-- GIVEN RECORDS --
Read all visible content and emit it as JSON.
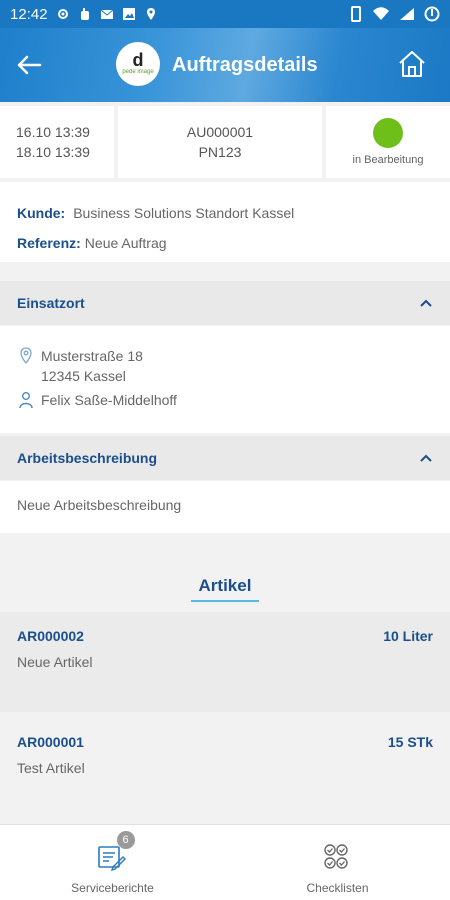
{
  "status_bar": {
    "time": "12:42"
  },
  "header": {
    "title": "Auftragsdetails",
    "logo_letter": "d",
    "logo_text": "pede image"
  },
  "summary": {
    "date_start": "16.10 13:39",
    "date_end": "18.10 13:39",
    "order_number": "AU000001",
    "project_number": "PN123",
    "status_label": "in Bearbeitung",
    "status_color": "#6fbf1a"
  },
  "customer": {
    "kunde_label": "Kunde:",
    "kunde_value": "Business Solutions Standort Kassel",
    "referenz_label": "Referenz:",
    "referenz_value": "Neue Auftrag"
  },
  "einsatzort": {
    "title": "Einsatzort",
    "street": "Musterstraße 18",
    "city": "12345 Kassel",
    "contact": "Felix Saße-Middelhoff"
  },
  "arbeitsbeschreibung": {
    "title": "Arbeitsbeschreibung",
    "text": "Neue Arbeitsbeschreibung"
  },
  "artikel": {
    "title": "Artikel",
    "items": [
      {
        "number": "AR000002",
        "qty": "10 Liter",
        "name": "Neue Artikel"
      },
      {
        "number": "AR000001",
        "qty": "15 STk",
        "name": "Test Artikel"
      }
    ]
  },
  "bottom_nav": {
    "service_label": "Serviceberichte",
    "service_badge": "6",
    "checklist_label": "Checklisten"
  },
  "colors": {
    "primary": "#1a78c2",
    "heading": "#1a4f8b",
    "accent_underline": "#58b8e8"
  }
}
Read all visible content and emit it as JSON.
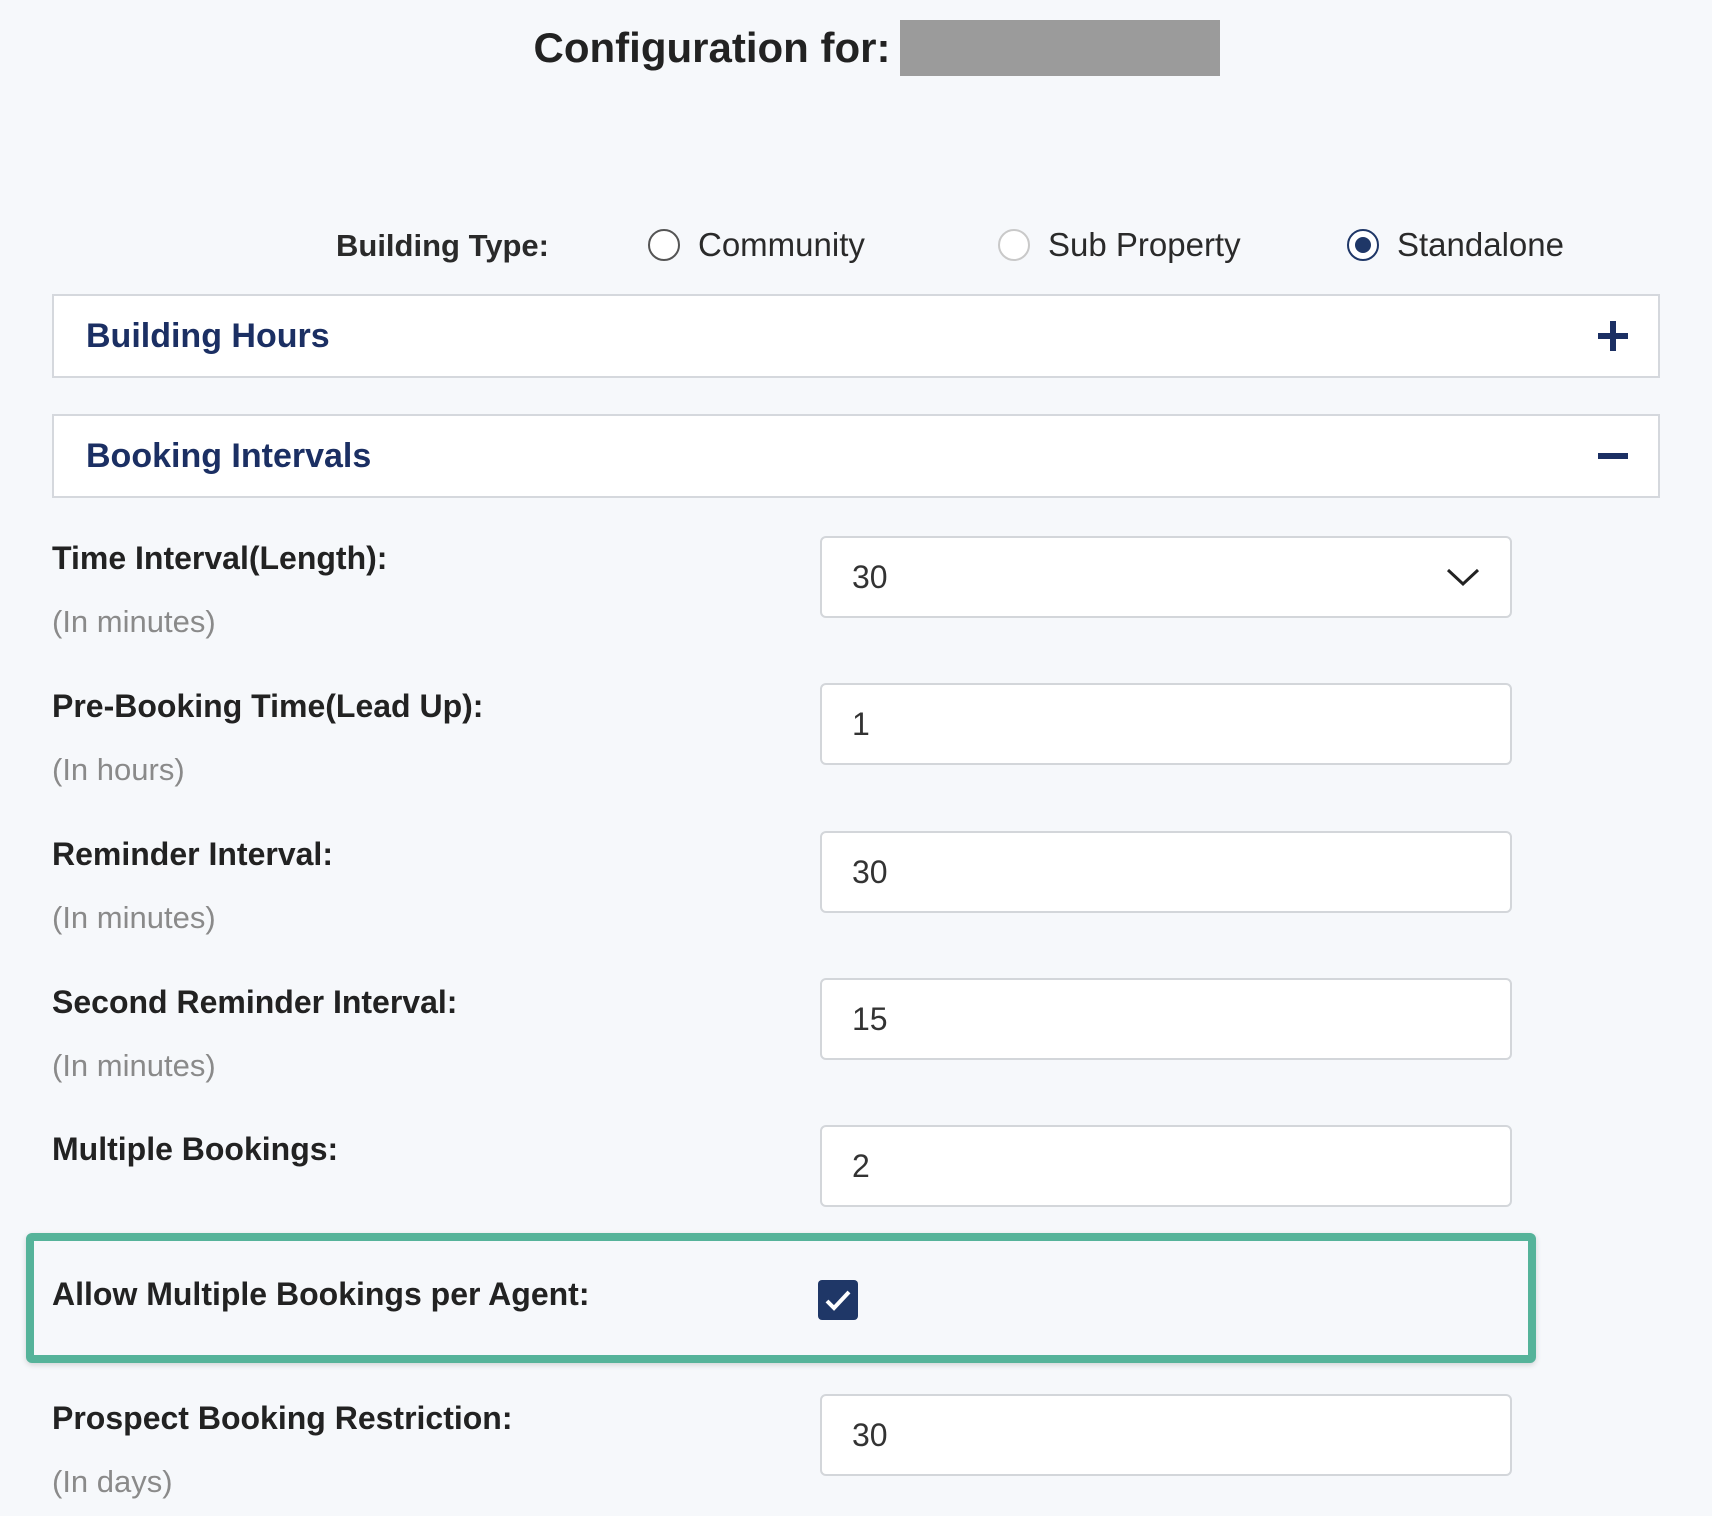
{
  "header": {
    "title": "Configuration for:"
  },
  "building_type": {
    "label": "Building Type:",
    "options": [
      {
        "label": "Community",
        "state": "unselected"
      },
      {
        "label": "Sub Property",
        "state": "disabled"
      },
      {
        "label": "Standalone",
        "state": "selected"
      }
    ]
  },
  "accordions": [
    {
      "title": "Building Hours",
      "icon": "plus-icon",
      "expanded": false
    },
    {
      "title": "Booking Intervals",
      "icon": "minus-icon",
      "expanded": true
    }
  ],
  "fields": {
    "time_interval": {
      "label": "Time Interval(Length):",
      "sub": "(In minutes)",
      "value": "30"
    },
    "pre_booking": {
      "label": "Pre-Booking Time(Lead Up):",
      "sub": "(In hours)",
      "value": "1"
    },
    "reminder": {
      "label": "Reminder Interval:",
      "sub": "(In minutes)",
      "value": "30"
    },
    "second_reminder": {
      "label": "Second Reminder Interval:",
      "sub": "(In minutes)",
      "value": "15"
    },
    "multiple_bookings": {
      "label": "Multiple Bookings:",
      "value": "2"
    },
    "allow_multiple": {
      "label": "Allow Multiple Bookings per Agent:",
      "checked": true
    },
    "prospect_restriction": {
      "label": "Prospect Booking Restriction:",
      "sub": "(In days)",
      "value": "30"
    }
  },
  "colors": {
    "accent": "#1b2f63",
    "highlight": "#55b39a",
    "background": "#f6f8fb"
  }
}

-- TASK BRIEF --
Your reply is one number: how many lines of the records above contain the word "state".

-- OUTPUT FOR THIS EXERCISE --
3